My arthritis is honestly not as bad as most people's. Sure, I hurt. But I'm not in a wheelchair, nor have I ever needed pred. I walk a lot, go to classes, hang out with friends, attend religious services and studies, and just explore my beautiful city and that is way more than most people with arthritis can say. Of course I want to slice my heels off and feel like my spine is actually a metal rod. But symptoms don't matter.

Proof matters. And I just don't have all too much of it at all. A few nails are in psoriatic remission, my jaw is damaged, I'm very stiff and sometimes I swell a little bit (I almost never notice), but what more do I have? My blood tests are clean, my scans are clear (as far as I know) and I am able to move without severe pain. I would love to be cared for. I would love to know where my kidney pain and swelling comes from. But I don't- because nothing showed up, even on the most invasive of tests.

I'm hurting. I admit that completely. I'm hurting and little old ladies sometimes
walk faster than me. But I'm just not bad enough to be cared for. I have no evidence, and doctors refuse to believe in what they cannot see clearly. 

I don't really want it to be this way. Sometimes I'm really close to calling to schedule an appointment with a new doctor, but I'm scared. Sometimes I'm really close to asking my Bible study to include me in our prayer intentions, but praying for the homeless is a better cause. Sometimes I don't feel like I can get out of bed in the morning, and I would like to lie in: but that's a reality for so many other people and it would be selfish of me. And really, when people complain about how sore they are after working out or telling me that I shouldn't be so weak, I'd really like to rip their head off, but that would probably land me in prison. 

Excuses, excuses. I know. Look at all these wonderful excuses. There are always going to be so many of them and so many reasons to use them. Does that mean I should? No. And shouldn't I follow my own advice and fight and advocate for myself? Yes. And isn't arthritis always serious, and to never give up in finding treatment and respect as a patient? Absolutely. I've thought of all these things, and I preach them.

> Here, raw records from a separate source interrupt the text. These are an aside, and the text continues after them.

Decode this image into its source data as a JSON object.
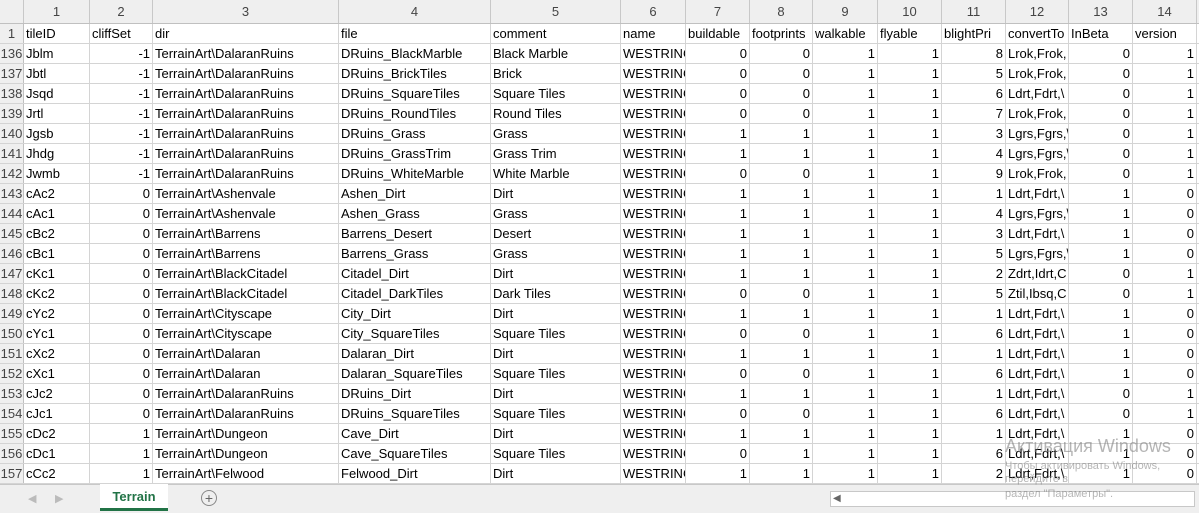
{
  "column_numbers": [
    "1",
    "2",
    "3",
    "4",
    "5",
    "6",
    "7",
    "8",
    "9",
    "10",
    "11",
    "12",
    "13",
    "14"
  ],
  "header_row_number": "1",
  "headers": [
    "tileID",
    "cliffSet",
    "dir",
    "file",
    "comment",
    "name",
    "buildable",
    "footprints",
    "walkable",
    "flyable",
    "blightPri",
    "convertTo",
    "InBeta",
    "version"
  ],
  "rows": [
    [
      "136",
      "Jblm",
      "-1",
      "TerrainArt\\DalaranRuins",
      "DRuins_BlackMarble",
      "Black Marble",
      "WESTRING",
      "0",
      "0",
      "1",
      "1",
      "8",
      "Lrok,Frok,",
      "0",
      "1"
    ],
    [
      "137",
      "Jbtl",
      "-1",
      "TerrainArt\\DalaranRuins",
      "DRuins_BrickTiles",
      "Brick",
      "WESTRING",
      "0",
      "0",
      "1",
      "1",
      "5",
      "Lrok,Frok,",
      "0",
      "1"
    ],
    [
      "138",
      "Jsqd",
      "-1",
      "TerrainArt\\DalaranRuins",
      "DRuins_SquareTiles",
      "Square Tiles",
      "WESTRING",
      "0",
      "0",
      "1",
      "1",
      "6",
      "Ldrt,Fdrt,\\",
      "0",
      "1"
    ],
    [
      "139",
      "Jrtl",
      "-1",
      "TerrainArt\\DalaranRuins",
      "DRuins_RoundTiles",
      "Round Tiles",
      "WESTRING",
      "0",
      "0",
      "1",
      "1",
      "7",
      "Lrok,Frok,",
      "0",
      "1"
    ],
    [
      "140",
      "Jgsb",
      "-1",
      "TerrainArt\\DalaranRuins",
      "DRuins_Grass",
      "Grass",
      "WESTRING",
      "1",
      "1",
      "1",
      "1",
      "3",
      "Lgrs,Fgrs,\\",
      "0",
      "1"
    ],
    [
      "141",
      "Jhdg",
      "-1",
      "TerrainArt\\DalaranRuins",
      "DRuins_GrassTrim",
      "Grass Trim",
      "WESTRING",
      "1",
      "1",
      "1",
      "1",
      "4",
      "Lgrs,Fgrs,\\",
      "0",
      "1"
    ],
    [
      "142",
      "Jwmb",
      "-1",
      "TerrainArt\\DalaranRuins",
      "DRuins_WhiteMarble",
      "White Marble",
      "WESTRING",
      "0",
      "0",
      "1",
      "1",
      "9",
      "Lrok,Frok,",
      "0",
      "1"
    ],
    [
      "143",
      "cAc2",
      "0",
      "TerrainArt\\Ashenvale",
      "Ashen_Dirt",
      "Dirt",
      "WESTRING",
      "1",
      "1",
      "1",
      "1",
      "1",
      "Ldrt,Fdrt,\\",
      "1",
      "0"
    ],
    [
      "144",
      "cAc1",
      "0",
      "TerrainArt\\Ashenvale",
      "Ashen_Grass",
      "Grass",
      "WESTRING",
      "1",
      "1",
      "1",
      "1",
      "4",
      "Lgrs,Fgrs,\\",
      "1",
      "0"
    ],
    [
      "145",
      "cBc2",
      "0",
      "TerrainArt\\Barrens",
      "Barrens_Desert",
      "Desert",
      "WESTRING",
      "1",
      "1",
      "1",
      "1",
      "3",
      "Ldrt,Fdrt,\\",
      "1",
      "0"
    ],
    [
      "146",
      "cBc1",
      "0",
      "TerrainArt\\Barrens",
      "Barrens_Grass",
      "Grass",
      "WESTRING",
      "1",
      "1",
      "1",
      "1",
      "5",
      "Lgrs,Fgrs,\\",
      "1",
      "0"
    ],
    [
      "147",
      "cKc1",
      "0",
      "TerrainArt\\BlackCitadel",
      "Citadel_Dirt",
      "Dirt",
      "WESTRING",
      "1",
      "1",
      "1",
      "1",
      "2",
      "Zdrt,Idrt,C",
      "0",
      "1"
    ],
    [
      "148",
      "cKc2",
      "0",
      "TerrainArt\\BlackCitadel",
      "Citadel_DarkTiles",
      "Dark Tiles",
      "WESTRING",
      "0",
      "0",
      "1",
      "1",
      "5",
      "Ztil,Ibsq,C",
      "0",
      "1"
    ],
    [
      "149",
      "cYc2",
      "0",
      "TerrainArt\\Cityscape",
      "City_Dirt",
      "Dirt",
      "WESTRING",
      "1",
      "1",
      "1",
      "1",
      "1",
      "Ldrt,Fdrt,\\",
      "1",
      "0"
    ],
    [
      "150",
      "cYc1",
      "0",
      "TerrainArt\\Cityscape",
      "City_SquareTiles",
      "Square Tiles",
      "WESTRING",
      "0",
      "0",
      "1",
      "1",
      "6",
      "Ldrt,Fdrt,\\",
      "1",
      "0"
    ],
    [
      "151",
      "cXc2",
      "0",
      "TerrainArt\\Dalaran",
      "Dalaran_Dirt",
      "Dirt",
      "WESTRING",
      "1",
      "1",
      "1",
      "1",
      "1",
      "Ldrt,Fdrt,\\",
      "1",
      "0"
    ],
    [
      "152",
      "cXc1",
      "0",
      "TerrainArt\\Dalaran",
      "Dalaran_SquareTiles",
      "Square Tiles",
      "WESTRING",
      "0",
      "0",
      "1",
      "1",
      "6",
      "Ldrt,Fdrt,\\",
      "1",
      "0"
    ],
    [
      "153",
      "cJc2",
      "0",
      "TerrainArt\\DalaranRuins",
      "DRuins_Dirt",
      "Dirt",
      "WESTRING",
      "1",
      "1",
      "1",
      "1",
      "1",
      "Ldrt,Fdrt,\\",
      "0",
      "1"
    ],
    [
      "154",
      "cJc1",
      "0",
      "TerrainArt\\DalaranRuins",
      "DRuins_SquareTiles",
      "Square Tiles",
      "WESTRING",
      "0",
      "0",
      "1",
      "1",
      "6",
      "Ldrt,Fdrt,\\",
      "0",
      "1"
    ],
    [
      "155",
      "cDc2",
      "1",
      "TerrainArt\\Dungeon",
      "Cave_Dirt",
      "Dirt",
      "WESTRING",
      "1",
      "1",
      "1",
      "1",
      "1",
      "Ldrt,Fdrt,\\",
      "1",
      "0"
    ],
    [
      "156",
      "cDc1",
      "1",
      "TerrainArt\\Dungeon",
      "Cave_SquareTiles",
      "Square Tiles",
      "WESTRING",
      "0",
      "1",
      "1",
      "1",
      "6",
      "Ldrt,Fdrt,\\",
      "1",
      "0"
    ],
    [
      "157",
      "cCc2",
      "1",
      "TerrainArt\\Felwood",
      "Felwood_Dirt",
      "Dirt",
      "WESTRING",
      "1",
      "1",
      "1",
      "1",
      "2",
      "Ldrt,Fdrt,\\",
      "1",
      "0"
    ]
  ],
  "sheet_tab": "Terrain",
  "add_sheet_icon": "plus-circle-icon",
  "watermark": {
    "line1": "Активация Windows",
    "line2": "Чтобы активировать Windows, перейдите в",
    "line3": "раздел \"Параметры\"."
  }
}
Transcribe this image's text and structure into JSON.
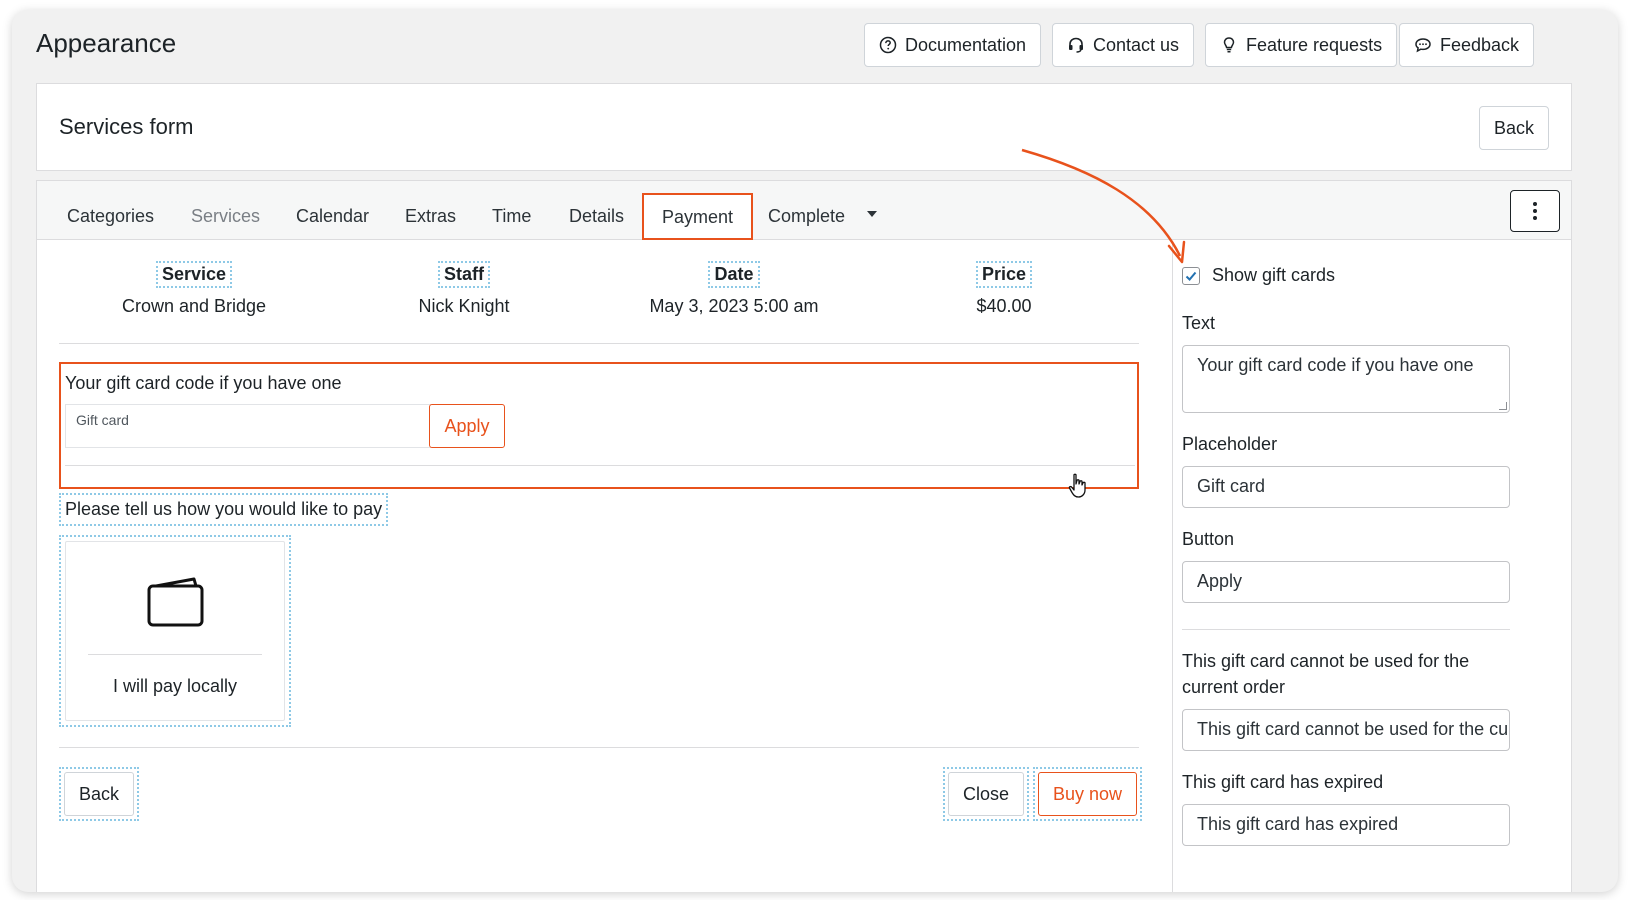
{
  "page": {
    "title": "Appearance"
  },
  "top_buttons": {
    "documentation": "Documentation",
    "contact": "Contact us",
    "feature_requests": "Feature requests",
    "feedback": "Feedback"
  },
  "header_card": {
    "title": "Services form",
    "back_label": "Back"
  },
  "tabs": [
    {
      "label": "Categories",
      "state": "normal"
    },
    {
      "label": "Services",
      "state": "muted"
    },
    {
      "label": "Calendar",
      "state": "normal"
    },
    {
      "label": "Extras",
      "state": "normal"
    },
    {
      "label": "Time",
      "state": "normal"
    },
    {
      "label": "Details",
      "state": "normal"
    },
    {
      "label": "Payment",
      "state": "active"
    },
    {
      "label": "Complete",
      "state": "normal"
    }
  ],
  "summary": {
    "service": {
      "label": "Service",
      "value": "Crown and Bridge"
    },
    "staff": {
      "label": "Staff",
      "value": "Nick Knight"
    },
    "date": {
      "label": "Date",
      "value": "May 3, 2023 5:00 am"
    },
    "price": {
      "label": "Price",
      "value": "$40.00"
    }
  },
  "gift_card": {
    "text": "Your gift card code if you have one",
    "placeholder": "Gift card",
    "button": "Apply"
  },
  "payment": {
    "prompt": "Please tell us how you would like to pay",
    "option_label": "I will pay locally",
    "option_icon": "wallet-icon"
  },
  "footer": {
    "back": "Back",
    "close": "Close",
    "buy_now": "Buy now"
  },
  "sidebar": {
    "show_gift_cards": {
      "label": "Show gift cards",
      "checked": true
    },
    "text": {
      "label": "Text",
      "value": "Your gift card code if you have one"
    },
    "placeholder": {
      "label": "Placeholder",
      "value": "Gift card"
    },
    "button": {
      "label": "Button",
      "value": "Apply"
    },
    "cannot_use": {
      "label": "This gift card cannot be used for the current order",
      "value": "This gift card cannot be used for the current order"
    },
    "expired": {
      "label": "This gift card has expired",
      "value": "This gift card has expired"
    }
  },
  "colors": {
    "accent": "#e8521c",
    "highlight_border": "#8ec9e6",
    "checkbox": "#2271b1"
  }
}
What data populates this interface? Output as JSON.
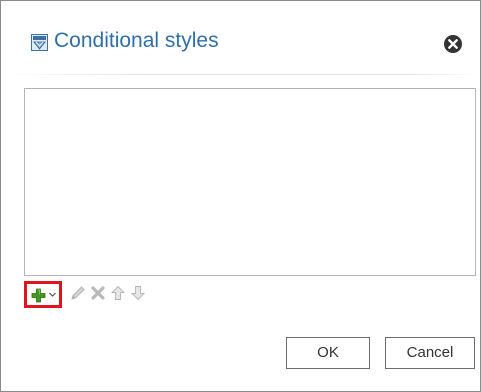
{
  "dialog": {
    "title": "Conditional styles",
    "title_icon": "conditional-styles-icon",
    "close_icon": "close-circle-icon"
  },
  "toolbar": {
    "add_icon": "plus-icon",
    "add_dropdown_icon": "chevron-down-icon",
    "edit_icon": "pencil-icon",
    "delete_icon": "x-icon",
    "move_up_icon": "arrow-up-icon",
    "move_down_icon": "arrow-down-icon",
    "highlight_color": "#e0141e"
  },
  "buttons": {
    "ok_label": "OK",
    "cancel_label": "Cancel"
  },
  "colors": {
    "title": "#2e6fad",
    "add_icon": "#3f9a1f"
  }
}
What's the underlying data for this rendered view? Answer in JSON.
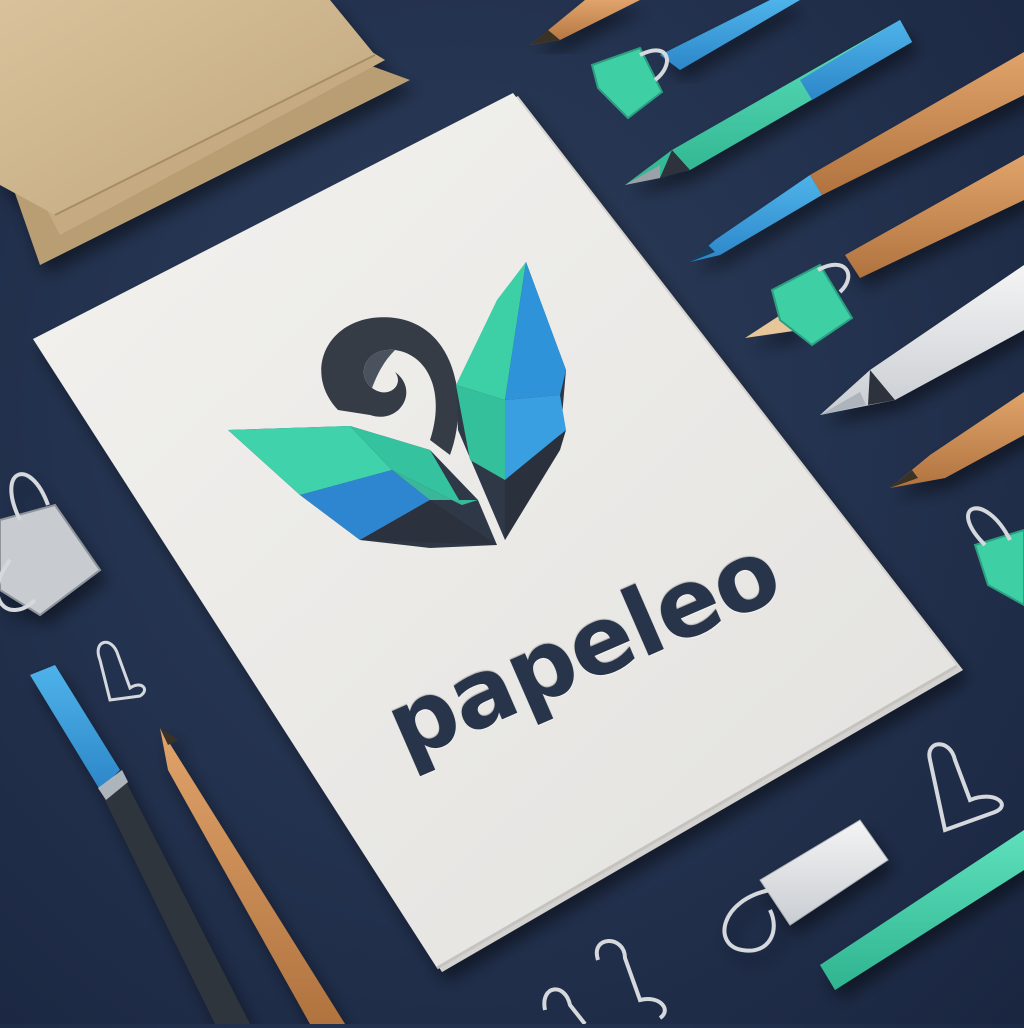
{
  "brand": {
    "name": "papeleo"
  },
  "colors": {
    "background": "#243350",
    "paper": "#ecebe8",
    "kraft": "#cdb48c",
    "teal": "#3ecfa6",
    "blue": "#2f8fd8",
    "dark": "#2f3846",
    "wood": "#c98a52"
  },
  "icons": [
    "leaf-logo-icon",
    "swirl-icon",
    "binder-clip-icon",
    "pencil-icon",
    "pen-icon",
    "eraser-icon"
  ]
}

I know my risks. And honestly, maybe the risks are worth it: A flare is obvious proof, right? Nope, but I feel like then it will be worth a try. I've had episodes of being unable to move my neck and shoulder, and maybe that will do the trick. Until then, I'm doing this by myself. I don't want it to be this way, but I don't see any other way it can be that won't completely destroy me. I'm worn. I'm dragging. All I want is to sleep away the tiredness I carry in my heart, but no amount of rest will heal it's weariness.